§ Component data from apps and pages:
-- Opening Marker --

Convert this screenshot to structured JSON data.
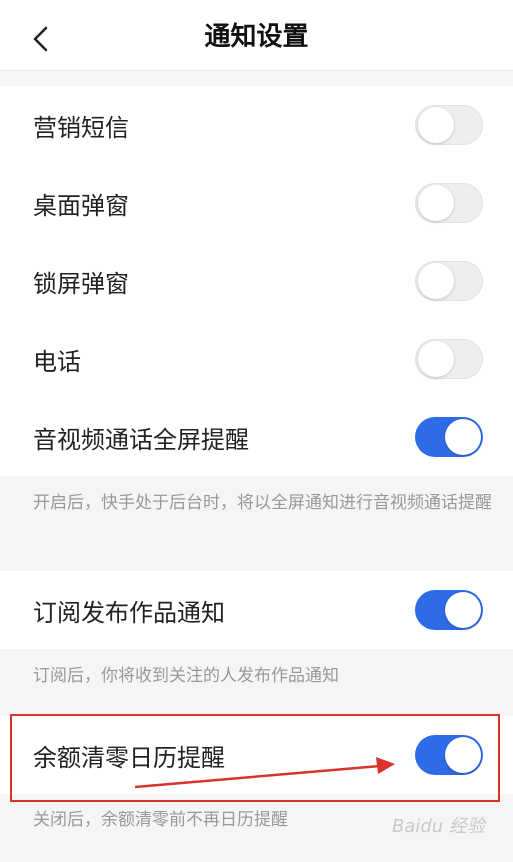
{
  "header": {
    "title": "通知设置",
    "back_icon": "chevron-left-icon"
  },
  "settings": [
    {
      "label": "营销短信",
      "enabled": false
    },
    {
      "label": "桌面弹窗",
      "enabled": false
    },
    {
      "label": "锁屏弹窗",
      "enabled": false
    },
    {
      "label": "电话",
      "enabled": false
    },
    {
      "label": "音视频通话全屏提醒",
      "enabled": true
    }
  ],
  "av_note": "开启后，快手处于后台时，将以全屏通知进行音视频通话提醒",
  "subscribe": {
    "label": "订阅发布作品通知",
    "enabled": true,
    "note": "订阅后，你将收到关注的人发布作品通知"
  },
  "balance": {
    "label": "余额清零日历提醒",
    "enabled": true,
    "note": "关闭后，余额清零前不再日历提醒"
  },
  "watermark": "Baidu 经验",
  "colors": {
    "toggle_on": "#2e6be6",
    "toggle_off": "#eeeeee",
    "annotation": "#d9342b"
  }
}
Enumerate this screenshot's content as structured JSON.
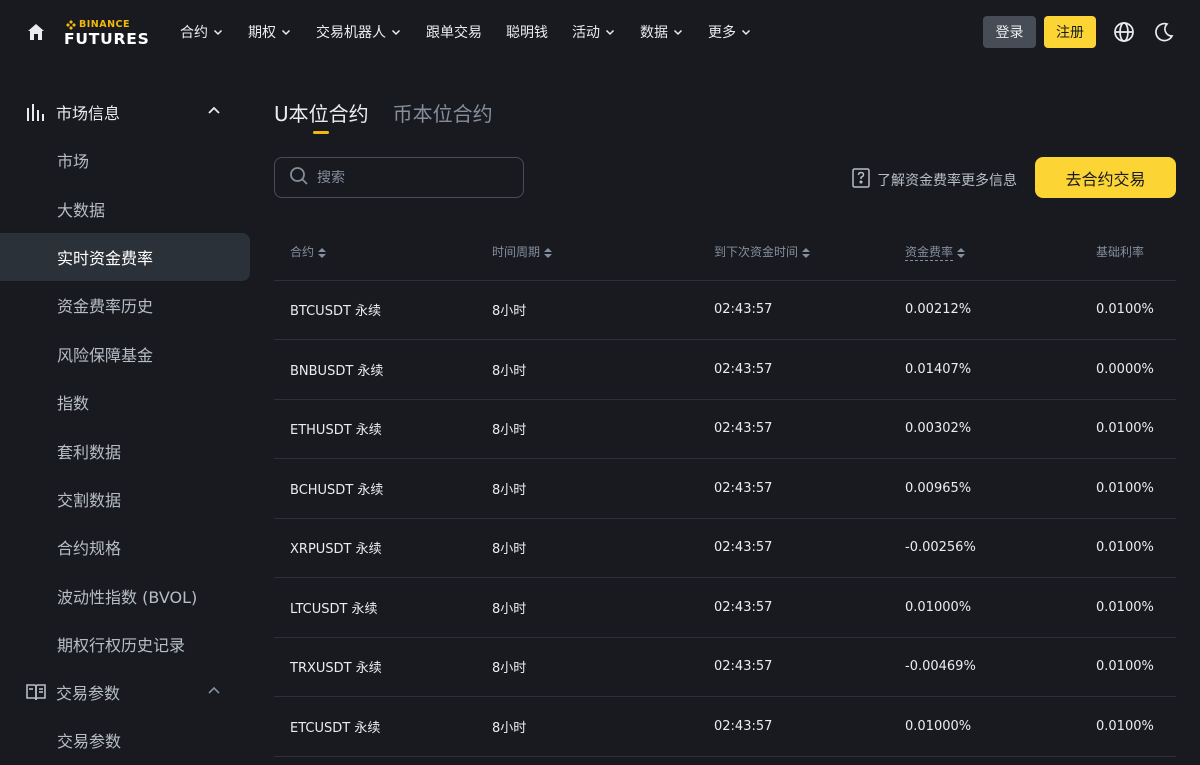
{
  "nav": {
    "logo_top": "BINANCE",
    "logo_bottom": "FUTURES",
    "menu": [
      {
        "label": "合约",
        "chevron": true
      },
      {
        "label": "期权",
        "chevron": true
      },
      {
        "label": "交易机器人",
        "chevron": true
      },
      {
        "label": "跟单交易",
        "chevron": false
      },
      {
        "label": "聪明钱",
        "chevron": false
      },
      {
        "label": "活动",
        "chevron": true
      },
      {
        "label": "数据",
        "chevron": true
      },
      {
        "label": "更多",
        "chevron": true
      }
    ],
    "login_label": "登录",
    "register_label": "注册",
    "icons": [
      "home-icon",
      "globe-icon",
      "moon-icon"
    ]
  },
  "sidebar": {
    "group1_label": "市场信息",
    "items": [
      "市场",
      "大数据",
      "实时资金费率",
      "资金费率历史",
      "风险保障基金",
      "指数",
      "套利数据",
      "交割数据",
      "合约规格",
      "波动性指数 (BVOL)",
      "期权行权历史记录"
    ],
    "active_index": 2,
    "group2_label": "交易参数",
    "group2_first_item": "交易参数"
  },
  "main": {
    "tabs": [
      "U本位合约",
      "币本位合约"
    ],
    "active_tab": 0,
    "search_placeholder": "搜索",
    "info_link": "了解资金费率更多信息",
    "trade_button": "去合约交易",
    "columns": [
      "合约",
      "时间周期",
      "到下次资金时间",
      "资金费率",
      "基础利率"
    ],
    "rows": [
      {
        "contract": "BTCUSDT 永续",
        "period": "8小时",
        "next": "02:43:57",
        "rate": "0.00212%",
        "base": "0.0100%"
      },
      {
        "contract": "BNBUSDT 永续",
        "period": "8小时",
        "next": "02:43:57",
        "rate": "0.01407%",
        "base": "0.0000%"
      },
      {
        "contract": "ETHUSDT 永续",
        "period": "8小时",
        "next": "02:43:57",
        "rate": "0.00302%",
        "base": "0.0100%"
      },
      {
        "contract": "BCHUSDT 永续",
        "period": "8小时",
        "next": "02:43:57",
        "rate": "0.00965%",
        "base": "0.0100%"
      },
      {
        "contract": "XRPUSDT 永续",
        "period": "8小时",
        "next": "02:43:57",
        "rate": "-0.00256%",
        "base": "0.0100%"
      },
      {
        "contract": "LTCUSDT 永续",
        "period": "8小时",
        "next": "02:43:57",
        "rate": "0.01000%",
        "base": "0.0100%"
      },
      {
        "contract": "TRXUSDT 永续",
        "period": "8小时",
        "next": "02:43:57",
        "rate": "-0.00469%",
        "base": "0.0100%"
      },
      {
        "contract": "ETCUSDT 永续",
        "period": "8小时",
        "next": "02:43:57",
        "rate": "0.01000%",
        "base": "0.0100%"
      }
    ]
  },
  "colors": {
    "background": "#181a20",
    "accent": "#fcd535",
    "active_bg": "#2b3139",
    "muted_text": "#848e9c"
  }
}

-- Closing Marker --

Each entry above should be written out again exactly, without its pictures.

§ RESULT:
Convert this screenshot to structured JSON data.
{
  "header": {
    "title": "通知设置",
    "back_icon": "chevron-left-icon"
  },
  "settings": [
    {
      "label": "营销短信",
      "enabled": false
    },
    {
      "label": "桌面弹窗",
      "enabled": false
    },
    {
      "label": "锁屏弹窗",
      "enabled": false
    },
    {
      "label": "电话",
      "enabled": false
    },
    {
      "label": "音视频通话全屏提醒",
      "enabled": true
    }
  ],
  "av_note": "开启后，快手处于后台时，将以全屏通知进行音视频通话提醒",
  "subscribe": {
    "label": "订阅发布作品通知",
    "enabled": true,
    "note": "订阅后，你将收到关注的人发布作品通知"
  },
  "balance": {
    "label": "余额清零日历提醒",
    "enabled": true,
    "note": "关闭后，余额清零前不再日历提醒"
  },
  "watermark": "Baidu 经验",
  "colors": {
    "toggle_on": "#2e6be6",
    "toggle_off": "#eeeeee",
    "annotation": "#d9342b"
  }
}
Enumerate this screenshot's content as structured JSON.
{
  "nav": {
    "logo_top": "BINANCE",
    "logo_bottom": "FUTURES",
    "menu": [
      {
        "label": "合约",
        "chevron": true
      },
      {
        "label": "期权",
        "chevron": true
      },
      {
        "label": "交易机器人",
        "chevron": true
      },
      {
        "label": "跟单交易",
        "chevron": false
      },
      {
        "label": "聪明钱",
        "chevron": false
      },
      {
        "label": "活动",
        "chevron": true
      },
      {
        "label": "数据",
        "chevron": true
      },
      {
        "label": "更多",
        "chevron": true
      }
    ],
    "login_label": "登录",
    "register_label": "注册",
    "icons": [
      "home-icon",
      "globe-icon",
      "moon-icon"
    ]
  },
  "sidebar": {
    "group1_label": "市场信息",
    "items": [
      "市场",
      "大数据",
      "实时资金费率",
      "资金费率历史",
      "风险保障基金",
      "指数",
      "套利数据",
      "交割数据",
      "合约规格",
      "波动性指数 (BVOL)",
      "期权行权历史记录"
    ],
    "active_index": 2,
    "group2_label": "交易参数",
    "group2_first_item": "交易参数"
  },
  "main": {
    "tabs": [
      "U本位合约",
      "币本位合约"
    ],
    "active_tab": 0,
    "search_placeholder": "搜索",
    "info_link": "了解资金费率更多信息",
    "trade_button": "去合约交易",
    "columns": [
      "合约",
      "时间周期",
      "到下次资金时间",
      "资金费率",
      "基础利率"
    ],
    "rows": [
      {
        "contract": "BTCUSDT 永续",
        "period": "8小时",
        "next": "02:43:57",
        "rate": "0.00212%",
        "base": "0.0100%"
      },
      {
        "contract": "BNBUSDT 永续",
        "period": "8小时",
        "next": "02:43:57",
        "rate": "0.01407%",
        "base": "0.0000%"
      },
      {
        "contract": "ETHUSDT 永续",
        "period": "8小时",
        "next": "02:43:57",
        "rate": "0.00302%",
        "base": "0.0100%"
      },
      {
        "contract": "BCHUSDT 永续",
        "period": "8小时",
        "next": "02:43:57",
        "rate": "0.00965%",
        "base": "0.0100%"
      },
      {
        "contract": "XRPUSDT 永续",
        "period": "8小时",
        "next": "02:43:57",
        "rate": "-0.00256%",
        "base": "0.0100%"
      },
      {
        "contract": "LTCUSDT 永续",
        "period": "8小时",
        "next": "02:43:57",
        "rate": "0.01000%",
        "base": "0.0100%"
      },
      {
        "contract": "TRXUSDT 永续",
        "period": "8小时",
        "next": "02:43:57",
        "rate": "-0.00469%",
        "base": "0.0100%"
      },
      {
        "contract": "ETCUSDT 永续",
        "period": "8小时",
        "next": "02:43:57",
        "rate": "0.01000%",
        "base": "0.0100%"
      }
    ]
  },
  "colors": {
    "background": "#181a20",
    "accent": "#fcd535",
    "active_bg": "#2b3139",
    "muted_text": "#848e9c"
  }
}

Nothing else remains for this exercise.